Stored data
■ ■ ■ ■ ■ ■ ■

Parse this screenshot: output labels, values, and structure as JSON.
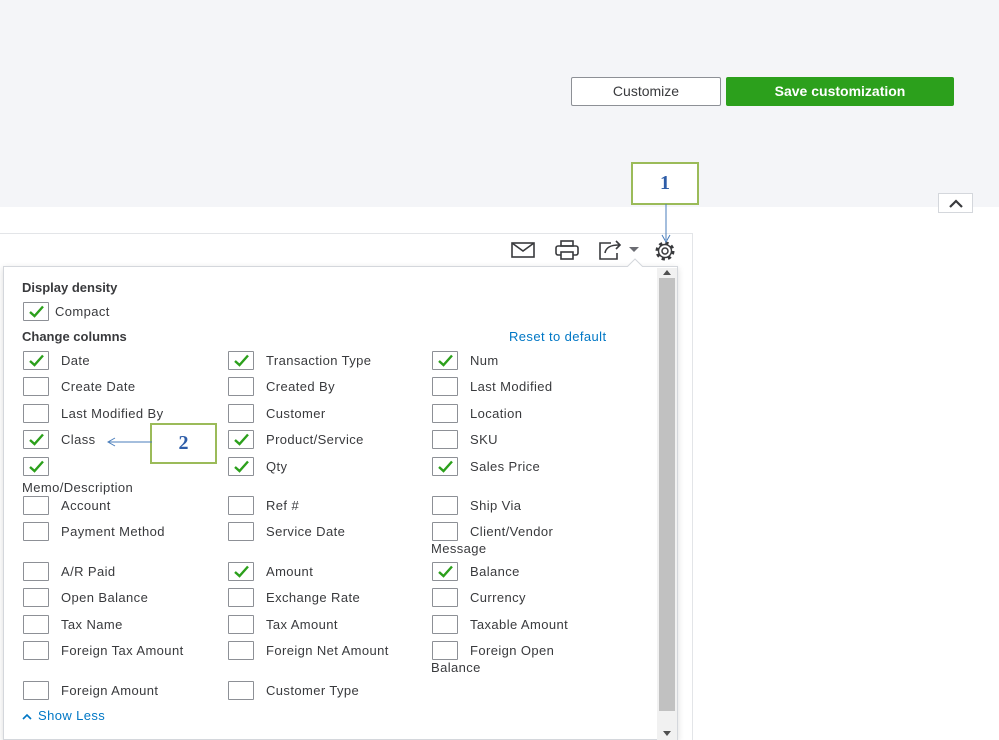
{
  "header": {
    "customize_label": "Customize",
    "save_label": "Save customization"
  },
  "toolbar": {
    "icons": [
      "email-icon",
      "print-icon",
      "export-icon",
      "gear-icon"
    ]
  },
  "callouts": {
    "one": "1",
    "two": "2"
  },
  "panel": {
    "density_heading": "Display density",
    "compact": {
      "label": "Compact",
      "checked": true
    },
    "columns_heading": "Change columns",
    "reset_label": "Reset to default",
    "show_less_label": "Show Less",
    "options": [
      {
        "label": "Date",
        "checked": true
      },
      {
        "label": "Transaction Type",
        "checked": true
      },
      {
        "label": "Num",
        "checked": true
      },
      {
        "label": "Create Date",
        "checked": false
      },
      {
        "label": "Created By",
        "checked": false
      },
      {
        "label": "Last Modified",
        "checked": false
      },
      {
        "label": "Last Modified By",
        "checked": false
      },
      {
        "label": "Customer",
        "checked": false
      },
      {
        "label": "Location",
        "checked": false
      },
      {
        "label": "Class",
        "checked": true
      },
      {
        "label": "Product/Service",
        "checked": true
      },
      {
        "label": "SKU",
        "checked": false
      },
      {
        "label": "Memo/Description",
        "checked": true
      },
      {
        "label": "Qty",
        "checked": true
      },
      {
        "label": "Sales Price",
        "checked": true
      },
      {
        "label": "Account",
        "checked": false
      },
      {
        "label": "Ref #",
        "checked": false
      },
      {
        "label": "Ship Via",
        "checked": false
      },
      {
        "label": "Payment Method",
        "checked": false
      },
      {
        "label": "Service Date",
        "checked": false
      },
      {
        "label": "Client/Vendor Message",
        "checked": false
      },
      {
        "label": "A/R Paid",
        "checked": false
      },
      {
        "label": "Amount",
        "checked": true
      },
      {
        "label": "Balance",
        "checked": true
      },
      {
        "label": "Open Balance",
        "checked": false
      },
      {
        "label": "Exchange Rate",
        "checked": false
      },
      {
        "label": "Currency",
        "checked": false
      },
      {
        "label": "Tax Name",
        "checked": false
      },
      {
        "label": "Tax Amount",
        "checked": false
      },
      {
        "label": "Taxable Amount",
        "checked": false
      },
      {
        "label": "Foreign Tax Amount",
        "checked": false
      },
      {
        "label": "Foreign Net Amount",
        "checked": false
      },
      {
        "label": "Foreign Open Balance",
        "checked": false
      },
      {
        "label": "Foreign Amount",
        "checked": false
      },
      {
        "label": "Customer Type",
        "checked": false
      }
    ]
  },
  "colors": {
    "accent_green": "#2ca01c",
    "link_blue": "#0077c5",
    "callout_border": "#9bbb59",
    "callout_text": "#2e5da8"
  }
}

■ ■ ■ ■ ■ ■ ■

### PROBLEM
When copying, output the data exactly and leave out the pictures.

### TASK OUTPUT
Parse this screenshot: output labels, values, and structure as JSON.
{
  "header": {
    "customize_label": "Customize",
    "save_label": "Save customization"
  },
  "toolbar": {
    "icons": [
      "email-icon",
      "print-icon",
      "export-icon",
      "gear-icon"
    ]
  },
  "callouts": {
    "one": "1",
    "two": "2"
  },
  "panel": {
    "density_heading": "Display density",
    "compact": {
      "label": "Compact",
      "checked": true
    },
    "columns_heading": "Change columns",
    "reset_label": "Reset to default",
    "show_less_label": "Show Less",
    "options": [
      {
        "label": "Date",
        "checked": true
      },
      {
        "label": "Transaction Type",
        "checked": true
      },
      {
        "label": "Num",
        "checked": true
      },
      {
        "label": "Create Date",
        "checked": false
      },
      {
        "label": "Created By",
        "checked": false
      },
      {
        "label": "Last Modified",
        "checked": false
      },
      {
        "label": "Last Modified By",
        "checked": false
      },
      {
        "label": "Customer",
        "checked": false
      },
      {
        "label": "Location",
        "checked": false
      },
      {
        "label": "Class",
        "checked": true
      },
      {
        "label": "Product/Service",
        "checked": true
      },
      {
        "label": "SKU",
        "checked": false
      },
      {
        "label": "Memo/Description",
        "checked": true
      },
      {
        "label": "Qty",
        "checked": true
      },
      {
        "label": "Sales Price",
        "checked": true
      },
      {
        "label": "Account",
        "checked": false
      },
      {
        "label": "Ref #",
        "checked": false
      },
      {
        "label": "Ship Via",
        "checked": false
      },
      {
        "label": "Payment Method",
        "checked": false
      },
      {
        "label": "Service Date",
        "checked": false
      },
      {
        "label": "Client/Vendor Message",
        "checked": false
      },
      {
        "label": "A/R Paid",
        "checked": false
      },
      {
        "label": "Amount",
        "checked": true
      },
      {
        "label": "Balance",
        "checked": true
      },
      {
        "label": "Open Balance",
        "checked": false
      },
      {
        "label": "Exchange Rate",
        "checked": false
      },
      {
        "label": "Currency",
        "checked": false
      },
      {
        "label": "Tax Name",
        "checked": false
      },
      {
        "label": "Tax Amount",
        "checked": false
      },
      {
        "label": "Taxable Amount",
        "checked": false
      },
      {
        "label": "Foreign Tax Amount",
        "checked": false
      },
      {
        "label": "Foreign Net Amount",
        "checked": false
      },
      {
        "label": "Foreign Open Balance",
        "checked": false
      },
      {
        "label": "Foreign Amount",
        "checked": false
      },
      {
        "label": "Customer Type",
        "checked": false
      }
    ]
  },
  "colors": {
    "accent_green": "#2ca01c",
    "link_blue": "#0077c5",
    "callout_border": "#9bbb59",
    "callout_text": "#2e5da8"
  }
}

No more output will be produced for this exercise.